Records for the task Block Start

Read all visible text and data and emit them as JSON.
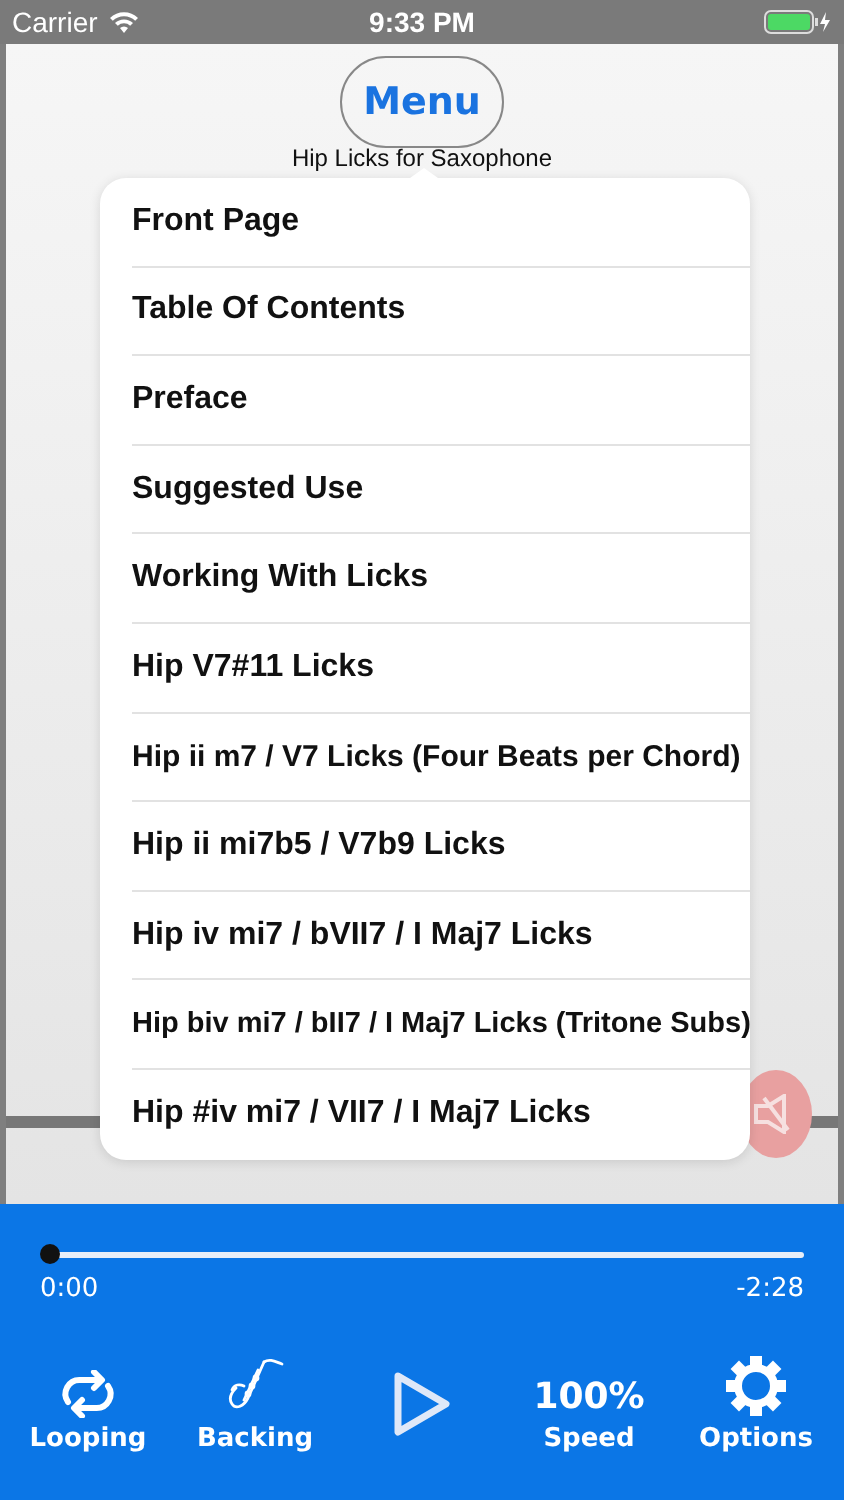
{
  "status_bar": {
    "carrier": "Carrier",
    "time": "9:33 PM"
  },
  "header": {
    "menu_button": "Menu",
    "subtitle": "Hip Licks for Saxophone"
  },
  "menu": {
    "items": [
      {
        "label": "Front Page"
      },
      {
        "label": "Table Of Contents"
      },
      {
        "label": "Preface"
      },
      {
        "label": "Suggested Use"
      },
      {
        "label": "Working With Licks"
      },
      {
        "label": "Hip V7#11 Licks"
      },
      {
        "label": "Hip ii m7 / V7 Licks (Four Beats per Chord)"
      },
      {
        "label": "Hip ii mi7b5 / V7b9 Licks"
      },
      {
        "label": "Hip iv mi7 / bVII7 / I Maj7 Licks"
      },
      {
        "label": "Hip biv mi7 / bII7 / I Maj7 Licks (Tritone Subs)"
      },
      {
        "label": "Hip #iv mi7 / VII7 / I Maj7 Licks"
      }
    ]
  },
  "player": {
    "level": 0,
    "elapsed": "0:00",
    "remaining": "-2:28"
  },
  "controls": [
    {
      "kind": "looping",
      "label": "Looping"
    },
    {
      "kind": "backing",
      "label": "Backing"
    },
    {
      "kind": "play"
    },
    {
      "kind": "speed",
      "value": "100%",
      "label": "Speed"
    },
    {
      "kind": "options",
      "label": "Options"
    }
  ]
}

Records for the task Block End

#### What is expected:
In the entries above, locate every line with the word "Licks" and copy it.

#### Your solution:
    "subtitle": "Hip Licks for Saxophone"
        "label": "Working With Licks"
        "label": "Hip V7#11 Licks"
        "label": "Hip ii m7 / V7 Licks (Four Beats per Chord)"
        "label": "Hip ii mi7b5 / V7b9 Licks"
        "label": "Hip iv mi7 / bVII7 / I Maj7 Licks"
        "label": "Hip biv mi7 / bII7 / I Maj7 Licks (Tritone Subs)"
        "label": "Hip #iv mi7 / VII7 / I Maj7 Licks"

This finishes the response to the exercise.